**YOUR OBJECTIVE**
Nothing in the records should be changed in the copy, though the pictures must be left out.

**TASK DATA**
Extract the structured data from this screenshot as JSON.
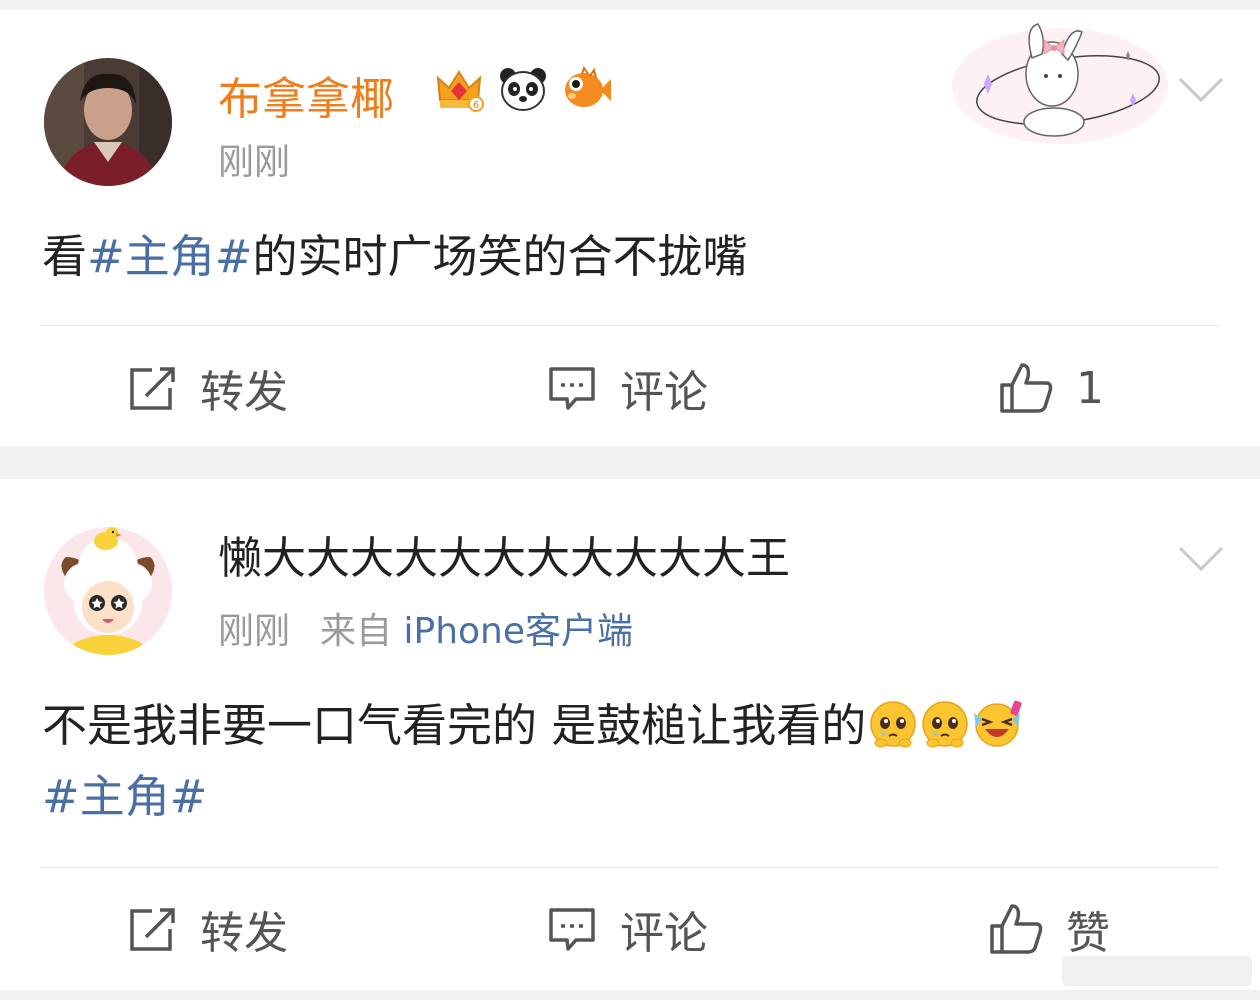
{
  "colors": {
    "page_bg": "#f1f1f1",
    "card_bg": "#ffffff",
    "username_vip": "#f07c1a",
    "username_normal": "#222222",
    "topic_link": "#4a6fa5",
    "meta_text": "#9a9a9a",
    "action_text": "#555555"
  },
  "posts": [
    {
      "username": "布拿拿椰",
      "username_style": "vip-orange",
      "badges": [
        "crown-level-6-icon",
        "panda-icon",
        "pufferfish-icon"
      ],
      "decoration": "bunny-bow-card-decoration",
      "time": "刚刚",
      "text_before": "看",
      "topic": "#主角#",
      "text_after": "的实时广场笑的合不拢嘴",
      "actions": {
        "repost": "转发",
        "comment": "评论",
        "like": "1"
      }
    },
    {
      "username": "懒大大大大大大大大大大大王",
      "username_style": "normal",
      "time": "刚刚",
      "source_prefix": "来自",
      "source_client": "iPhone客户端",
      "text_main": "不是我非要一口气看完的 是鼓槌让我看的",
      "emojis": [
        "pleading-face-icon",
        "pleading-face-icon",
        "laughing-tears-icon"
      ],
      "topic": "#主角#",
      "actions": {
        "repost": "转发",
        "comment": "评论",
        "like": "赞"
      }
    }
  ]
}
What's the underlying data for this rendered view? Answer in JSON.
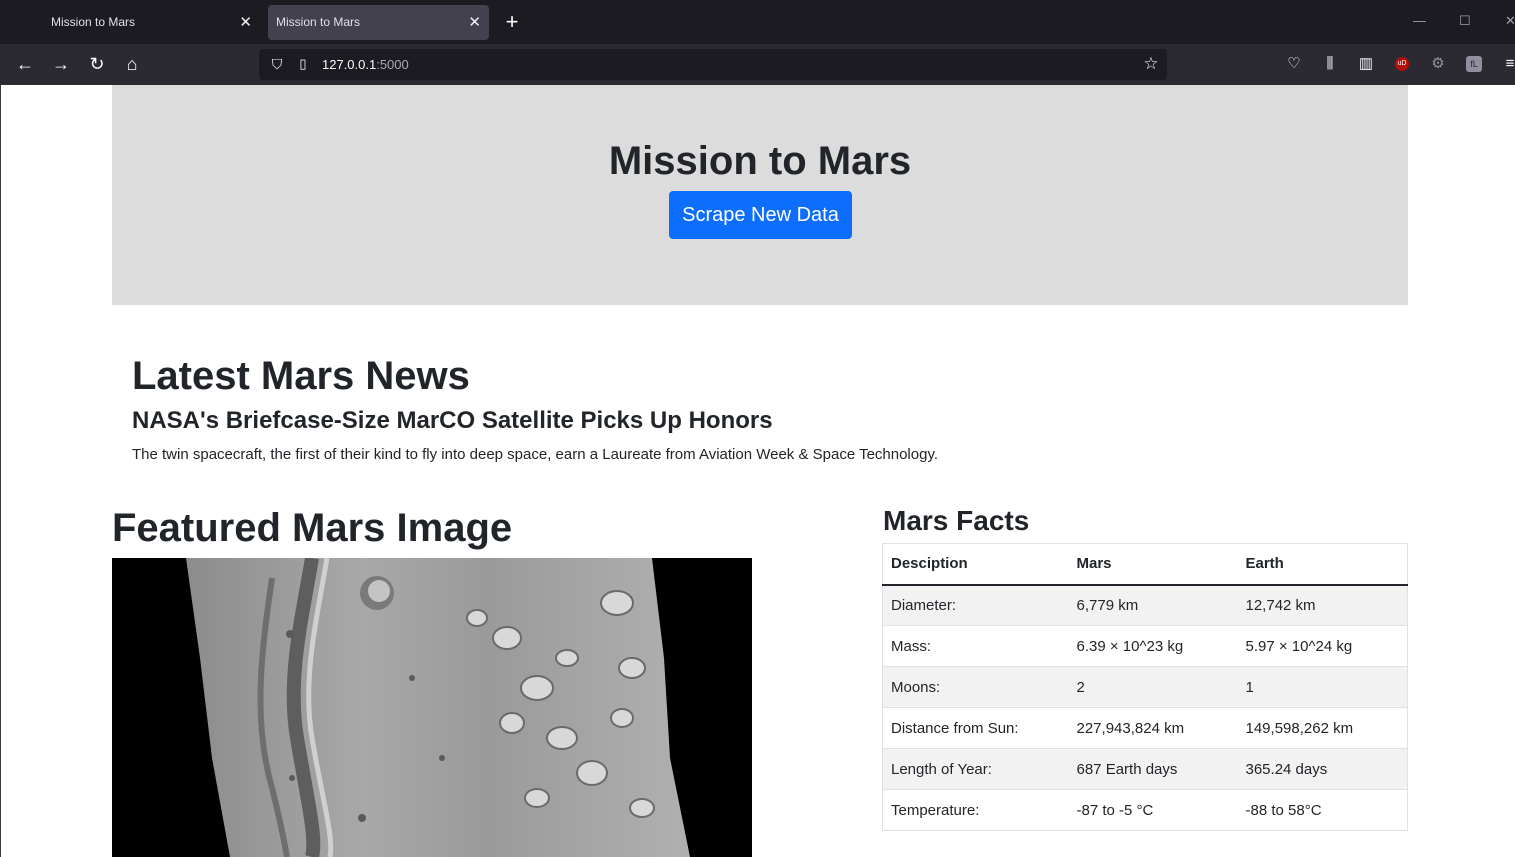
{
  "browser": {
    "tabs": [
      {
        "title": "Mission to Mars",
        "active": false
      },
      {
        "title": "Mission to Mars",
        "active": true
      }
    ],
    "url_host": "127.0.0.1",
    "url_port": ":5000",
    "icons": {
      "back": "arrow-left-icon",
      "forward": "arrow-right-icon",
      "reload": "reload-icon",
      "home": "home-icon",
      "shield": "shield-icon",
      "page": "page-icon",
      "bookmark": "star-icon",
      "pocket": "pocket-icon",
      "library": "library-icon",
      "sidebar": "sidebar-icon",
      "ublock": "ublock-icon",
      "extension1": "extension-icon",
      "extension2": "extension-icon",
      "menu": "hamburger-menu-icon"
    },
    "ublock_badge": "uD",
    "ext_badge": "fL"
  },
  "jumbotron": {
    "title": "Mission to Mars",
    "button_label": "Scrape New Data"
  },
  "news": {
    "heading": "Latest Mars News",
    "title": "NASA's Briefcase-Size MarCO Satellite Picks Up Honors",
    "paragraph": "The twin spacecraft, the first of their kind to fly into deep space, earn a Laureate from Aviation Week & Space Technology."
  },
  "featured": {
    "heading": "Featured Mars Image"
  },
  "facts": {
    "heading": "Mars Facts",
    "columns": [
      "Desciption",
      "Mars",
      "Earth"
    ],
    "rows": [
      [
        "Diameter:",
        "6,779 km",
        "12,742 km"
      ],
      [
        "Mass:",
        "6.39 × 10^23 kg",
        "5.97 × 10^24 kg"
      ],
      [
        "Moons:",
        "2",
        "1"
      ],
      [
        "Distance from Sun:",
        "227,943,824 km",
        "149,598,262 km"
      ],
      [
        "Length of Year:",
        "687 Earth days",
        "365.24 days"
      ],
      [
        "Temperature:",
        "-87 to -5 °C",
        "-88 to 58°C"
      ]
    ]
  },
  "colors": {
    "browser_tabbar": "#1c1b22",
    "browser_toolbar": "#2b2a33",
    "jumbotron_bg": "#dcdcdc",
    "button_primary": "#0d6efd",
    "table_stripe": "#f2f2f2"
  }
}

**EXERCISE SOLUTION**
Extract the structured data from this screenshot as JSON.
{
  "colors": {
    "page_bg": "#f1f1f1",
    "card_bg": "#ffffff",
    "username_vip": "#f07c1a",
    "username_normal": "#222222",
    "topic_link": "#4a6fa5",
    "meta_text": "#9a9a9a",
    "action_text": "#555555"
  },
  "posts": [
    {
      "username": "布拿拿椰",
      "username_style": "vip-orange",
      "badges": [
        "crown-level-6-icon",
        "panda-icon",
        "pufferfish-icon"
      ],
      "decoration": "bunny-bow-card-decoration",
      "time": "刚刚",
      "text_before": "看",
      "topic": "#主角#",
      "text_after": "的实时广场笑的合不拢嘴",
      "actions": {
        "repost": "转发",
        "comment": "评论",
        "like": "1"
      }
    },
    {
      "username": "懒大大大大大大大大大大大王",
      "username_style": "normal",
      "time": "刚刚",
      "source_prefix": "来自",
      "source_client": "iPhone客户端",
      "text_main": "不是我非要一口气看完的 是鼓槌让我看的",
      "emojis": [
        "pleading-face-icon",
        "pleading-face-icon",
        "laughing-tears-icon"
      ],
      "topic": "#主角#",
      "actions": {
        "repost": "转发",
        "comment": "评论",
        "like": "赞"
      }
    }
  ]
}
What's the underlying data for this rendered view? Answer in JSON.
{
  "browser": {
    "tabs": [
      {
        "title": "Mission to Mars",
        "active": false
      },
      {
        "title": "Mission to Mars",
        "active": true
      }
    ],
    "url_host": "127.0.0.1",
    "url_port": ":5000",
    "icons": {
      "back": "arrow-left-icon",
      "forward": "arrow-right-icon",
      "reload": "reload-icon",
      "home": "home-icon",
      "shield": "shield-icon",
      "page": "page-icon",
      "bookmark": "star-icon",
      "pocket": "pocket-icon",
      "library": "library-icon",
      "sidebar": "sidebar-icon",
      "ublock": "ublock-icon",
      "extension1": "extension-icon",
      "extension2": "extension-icon",
      "menu": "hamburger-menu-icon"
    },
    "ublock_badge": "uD",
    "ext_badge": "fL"
  },
  "jumbotron": {
    "title": "Mission to Mars",
    "button_label": "Scrape New Data"
  },
  "news": {
    "heading": "Latest Mars News",
    "title": "NASA's Briefcase-Size MarCO Satellite Picks Up Honors",
    "paragraph": "The twin spacecraft, the first of their kind to fly into deep space, earn a Laureate from Aviation Week & Space Technology."
  },
  "featured": {
    "heading": "Featured Mars Image"
  },
  "facts": {
    "heading": "Mars Facts",
    "columns": [
      "Desciption",
      "Mars",
      "Earth"
    ],
    "rows": [
      [
        "Diameter:",
        "6,779 km",
        "12,742 km"
      ],
      [
        "Mass:",
        "6.39 × 10^23 kg",
        "5.97 × 10^24 kg"
      ],
      [
        "Moons:",
        "2",
        "1"
      ],
      [
        "Distance from Sun:",
        "227,943,824 km",
        "149,598,262 km"
      ],
      [
        "Length of Year:",
        "687 Earth days",
        "365.24 days"
      ],
      [
        "Temperature:",
        "-87 to -5 °C",
        "-88 to 58°C"
      ]
    ]
  },
  "colors": {
    "browser_tabbar": "#1c1b22",
    "browser_toolbar": "#2b2a33",
    "jumbotron_bg": "#dcdcdc",
    "button_primary": "#0d6efd",
    "table_stripe": "#f2f2f2"
  }
}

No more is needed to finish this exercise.